Matching seven leisure-time music groups with emerging early-career composers for a collaboration could result in all sorts of complications.
But – touch wood – in 17 years of running the project it rarely has. This is because this unique project model comes with a lot of support, thanks to our funders, the PRS Foundation and latterly Creative Scotland and the Philip & Dorothy Green Music Trust, too.
From the very start, both groups and composers have had access to experienced mentors to help them. But this project is ever-evolving, and therefore in the last few years we’ve also added (as well as two dedicated composer days) a ‘group day’ at a stage halfway through the project.
Avoid potential pitfalls…
So on a cold and wet Sunday in January musical directors and others from this year’s music groups came together with their mentors, Making Music staff, partners Sound and Music and some previous participants in the project to look at how things could go awry. And how to prevent that happening.
The session with past Adopted Composer Michael Betteridge (paired with Cobweb Orchestra), conductor Matthew Hardy of the East London Community Band, and conductor David Hutchings of the Spectrum Singers drew out what had been most successful, what could have been done better, and what the unexpected outcomes were.
Almost universally, timetables and deadlines came up as treacherous terrain that needed to be negotiated carefully – for the benefit of both sides. This includes making sure that early musical material, which may or may not ultimately make it into the piece, is labelled correctly, so that music group members neither get frightened off by experimental bits of music which are just a research tool for the composer, nor fall in love with notes that might not make the final cut.
…and learn what success means
The overriding factor in determining the project a resounding success for composer and group is generally felt by both to be good relationship building and regular communication. Those projects where the composer ends up playing or singing with the group, going to the pub and listening to the interests and aspirations of the group members result in good buy-in from a happy group and a well-performed ambitious piece for the composer.
It’s important to acknowledge that all participants - group members, conductors, composers - are changed by these projects, and a strong relationship will make everyone involved more open to trying something new.
It’s probably new for the composer to work so collaboratively with a group, rather than ‘just’ delivering a finished piece of music. It may be new for the conductor to act as chief negotiator between the artistic ambitions of a composer and the (potentially sceptical) members of their group. And for group members, playing, often also contributing to, something being composed in front of their eyes, so to speak, is probably quite unlike anything they’ve ever done before.
One of the unexpected project outcomes for a previous participant was an enthusiastic audience response, which reflects a concern many groups have going into the project or performing new music in general. Drawing on the mentors’ previous experience, it became clear in discussion that many groups introduce their Adopt a Composer music differently to their audiences.

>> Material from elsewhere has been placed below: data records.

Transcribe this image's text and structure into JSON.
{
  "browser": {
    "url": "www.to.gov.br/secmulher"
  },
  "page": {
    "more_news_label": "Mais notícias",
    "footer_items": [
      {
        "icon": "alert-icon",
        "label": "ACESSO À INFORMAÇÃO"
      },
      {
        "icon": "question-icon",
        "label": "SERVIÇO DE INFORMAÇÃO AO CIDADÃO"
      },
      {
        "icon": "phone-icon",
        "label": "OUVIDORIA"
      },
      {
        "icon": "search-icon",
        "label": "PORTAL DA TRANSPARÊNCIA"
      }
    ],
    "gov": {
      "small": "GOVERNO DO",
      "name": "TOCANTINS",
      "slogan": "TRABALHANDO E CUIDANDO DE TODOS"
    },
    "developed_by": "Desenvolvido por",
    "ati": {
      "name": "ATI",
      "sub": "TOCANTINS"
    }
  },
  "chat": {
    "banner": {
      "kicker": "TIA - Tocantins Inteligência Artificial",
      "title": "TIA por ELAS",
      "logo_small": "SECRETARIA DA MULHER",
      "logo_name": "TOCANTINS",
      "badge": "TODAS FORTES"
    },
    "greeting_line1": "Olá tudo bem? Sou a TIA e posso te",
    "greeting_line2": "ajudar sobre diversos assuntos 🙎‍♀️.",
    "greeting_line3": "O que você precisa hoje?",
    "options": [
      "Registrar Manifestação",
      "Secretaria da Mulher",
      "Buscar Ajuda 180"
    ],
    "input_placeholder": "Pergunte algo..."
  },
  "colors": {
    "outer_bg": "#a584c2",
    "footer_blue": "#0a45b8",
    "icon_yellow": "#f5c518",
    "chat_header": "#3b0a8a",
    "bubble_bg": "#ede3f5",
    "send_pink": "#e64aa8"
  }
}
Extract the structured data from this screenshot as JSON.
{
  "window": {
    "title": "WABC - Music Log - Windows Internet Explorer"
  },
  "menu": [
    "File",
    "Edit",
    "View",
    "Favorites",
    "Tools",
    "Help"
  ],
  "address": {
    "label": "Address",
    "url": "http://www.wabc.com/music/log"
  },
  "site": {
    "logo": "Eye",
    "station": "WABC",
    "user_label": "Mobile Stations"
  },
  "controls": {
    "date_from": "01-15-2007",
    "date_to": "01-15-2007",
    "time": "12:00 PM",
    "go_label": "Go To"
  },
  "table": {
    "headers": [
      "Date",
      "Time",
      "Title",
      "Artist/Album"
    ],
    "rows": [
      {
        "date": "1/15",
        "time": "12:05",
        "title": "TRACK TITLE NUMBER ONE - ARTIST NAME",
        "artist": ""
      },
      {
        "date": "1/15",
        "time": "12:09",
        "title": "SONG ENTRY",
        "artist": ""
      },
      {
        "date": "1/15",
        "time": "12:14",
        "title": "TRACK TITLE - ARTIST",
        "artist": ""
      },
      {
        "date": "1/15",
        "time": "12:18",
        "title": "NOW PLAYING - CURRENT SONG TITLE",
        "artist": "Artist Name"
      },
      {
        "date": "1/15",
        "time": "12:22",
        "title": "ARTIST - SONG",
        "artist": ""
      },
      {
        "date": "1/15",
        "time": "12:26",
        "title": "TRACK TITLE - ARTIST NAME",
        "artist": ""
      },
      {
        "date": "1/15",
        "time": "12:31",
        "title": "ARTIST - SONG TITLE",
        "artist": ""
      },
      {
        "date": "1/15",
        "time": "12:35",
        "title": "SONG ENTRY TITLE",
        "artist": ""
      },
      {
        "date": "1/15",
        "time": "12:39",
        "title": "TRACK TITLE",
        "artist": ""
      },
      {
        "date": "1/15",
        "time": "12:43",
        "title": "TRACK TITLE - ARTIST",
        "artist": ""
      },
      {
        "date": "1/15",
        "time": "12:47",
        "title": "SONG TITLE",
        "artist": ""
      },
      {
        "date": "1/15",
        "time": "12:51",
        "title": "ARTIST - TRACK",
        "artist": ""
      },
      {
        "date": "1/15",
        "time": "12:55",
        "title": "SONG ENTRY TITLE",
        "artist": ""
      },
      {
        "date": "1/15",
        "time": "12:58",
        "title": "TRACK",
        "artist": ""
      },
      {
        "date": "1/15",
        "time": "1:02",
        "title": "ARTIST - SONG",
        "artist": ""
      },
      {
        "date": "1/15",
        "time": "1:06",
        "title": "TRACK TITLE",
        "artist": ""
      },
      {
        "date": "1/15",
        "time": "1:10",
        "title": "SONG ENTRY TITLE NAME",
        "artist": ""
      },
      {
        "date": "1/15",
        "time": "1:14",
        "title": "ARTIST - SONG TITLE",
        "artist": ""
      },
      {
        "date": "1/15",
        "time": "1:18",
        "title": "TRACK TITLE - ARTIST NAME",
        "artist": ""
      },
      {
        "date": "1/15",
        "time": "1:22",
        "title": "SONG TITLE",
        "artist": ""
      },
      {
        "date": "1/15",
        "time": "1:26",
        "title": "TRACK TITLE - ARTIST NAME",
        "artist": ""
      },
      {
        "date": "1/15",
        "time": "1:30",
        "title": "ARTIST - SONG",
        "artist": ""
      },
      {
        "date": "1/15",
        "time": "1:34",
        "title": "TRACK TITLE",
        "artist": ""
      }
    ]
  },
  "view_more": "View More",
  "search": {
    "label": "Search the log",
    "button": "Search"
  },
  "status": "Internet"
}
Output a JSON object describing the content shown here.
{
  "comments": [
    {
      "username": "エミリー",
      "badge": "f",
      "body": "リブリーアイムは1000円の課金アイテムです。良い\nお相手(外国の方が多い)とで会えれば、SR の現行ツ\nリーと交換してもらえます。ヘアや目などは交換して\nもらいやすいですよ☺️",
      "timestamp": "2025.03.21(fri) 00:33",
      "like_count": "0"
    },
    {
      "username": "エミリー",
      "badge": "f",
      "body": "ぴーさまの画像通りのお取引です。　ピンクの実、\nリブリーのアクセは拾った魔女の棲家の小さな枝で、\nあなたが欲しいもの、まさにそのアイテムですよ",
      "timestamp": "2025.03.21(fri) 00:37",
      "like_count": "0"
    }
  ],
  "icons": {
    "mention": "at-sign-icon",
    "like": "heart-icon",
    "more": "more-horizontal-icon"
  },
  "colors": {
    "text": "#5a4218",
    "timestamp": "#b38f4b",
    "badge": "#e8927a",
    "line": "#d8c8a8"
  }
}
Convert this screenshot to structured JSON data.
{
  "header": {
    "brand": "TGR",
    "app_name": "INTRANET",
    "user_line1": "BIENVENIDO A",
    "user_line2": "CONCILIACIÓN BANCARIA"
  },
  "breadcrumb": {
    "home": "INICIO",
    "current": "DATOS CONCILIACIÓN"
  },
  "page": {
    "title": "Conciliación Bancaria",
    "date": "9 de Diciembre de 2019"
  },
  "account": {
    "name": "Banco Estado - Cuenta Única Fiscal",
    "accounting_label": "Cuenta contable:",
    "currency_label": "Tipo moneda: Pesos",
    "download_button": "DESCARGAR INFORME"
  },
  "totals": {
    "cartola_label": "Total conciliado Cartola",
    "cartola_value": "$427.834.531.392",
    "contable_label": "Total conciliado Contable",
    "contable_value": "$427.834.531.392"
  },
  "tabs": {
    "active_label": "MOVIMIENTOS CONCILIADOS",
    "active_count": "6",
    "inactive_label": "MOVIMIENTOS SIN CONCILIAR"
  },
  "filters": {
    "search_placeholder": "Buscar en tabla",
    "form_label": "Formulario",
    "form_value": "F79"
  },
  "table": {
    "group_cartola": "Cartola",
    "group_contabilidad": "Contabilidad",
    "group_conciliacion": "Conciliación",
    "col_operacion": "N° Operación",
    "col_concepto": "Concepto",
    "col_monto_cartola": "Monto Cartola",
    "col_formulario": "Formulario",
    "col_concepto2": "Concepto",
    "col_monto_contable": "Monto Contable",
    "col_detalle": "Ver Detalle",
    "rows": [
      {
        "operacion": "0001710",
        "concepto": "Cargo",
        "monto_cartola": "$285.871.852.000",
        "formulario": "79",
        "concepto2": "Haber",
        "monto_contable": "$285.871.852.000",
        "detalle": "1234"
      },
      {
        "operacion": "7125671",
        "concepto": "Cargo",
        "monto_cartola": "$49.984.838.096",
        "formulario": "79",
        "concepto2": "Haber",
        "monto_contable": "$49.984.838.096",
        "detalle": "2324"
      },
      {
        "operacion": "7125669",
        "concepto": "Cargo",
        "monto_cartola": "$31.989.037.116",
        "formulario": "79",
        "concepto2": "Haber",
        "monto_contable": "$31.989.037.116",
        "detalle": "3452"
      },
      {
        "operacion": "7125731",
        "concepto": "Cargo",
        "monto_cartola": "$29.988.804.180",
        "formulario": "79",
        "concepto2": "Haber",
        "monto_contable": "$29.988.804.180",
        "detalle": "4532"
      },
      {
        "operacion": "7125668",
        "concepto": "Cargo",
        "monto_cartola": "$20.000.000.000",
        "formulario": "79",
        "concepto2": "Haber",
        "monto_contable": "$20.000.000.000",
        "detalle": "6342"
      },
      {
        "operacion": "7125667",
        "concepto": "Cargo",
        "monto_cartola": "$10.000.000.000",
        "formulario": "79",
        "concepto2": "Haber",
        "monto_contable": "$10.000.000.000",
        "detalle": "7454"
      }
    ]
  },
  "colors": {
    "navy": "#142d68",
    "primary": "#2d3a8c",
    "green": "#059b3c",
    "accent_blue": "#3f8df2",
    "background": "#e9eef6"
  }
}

It left me wondering if that may be a helpful factor in bringing audiences on board with new music more widely.
That was just one useful takeaway from this day which helped convey to the groups involved that if there are any obstacles, however minor or major, to the successful completion of their Adopt a Composer project, there is a lot of help and experience at hand.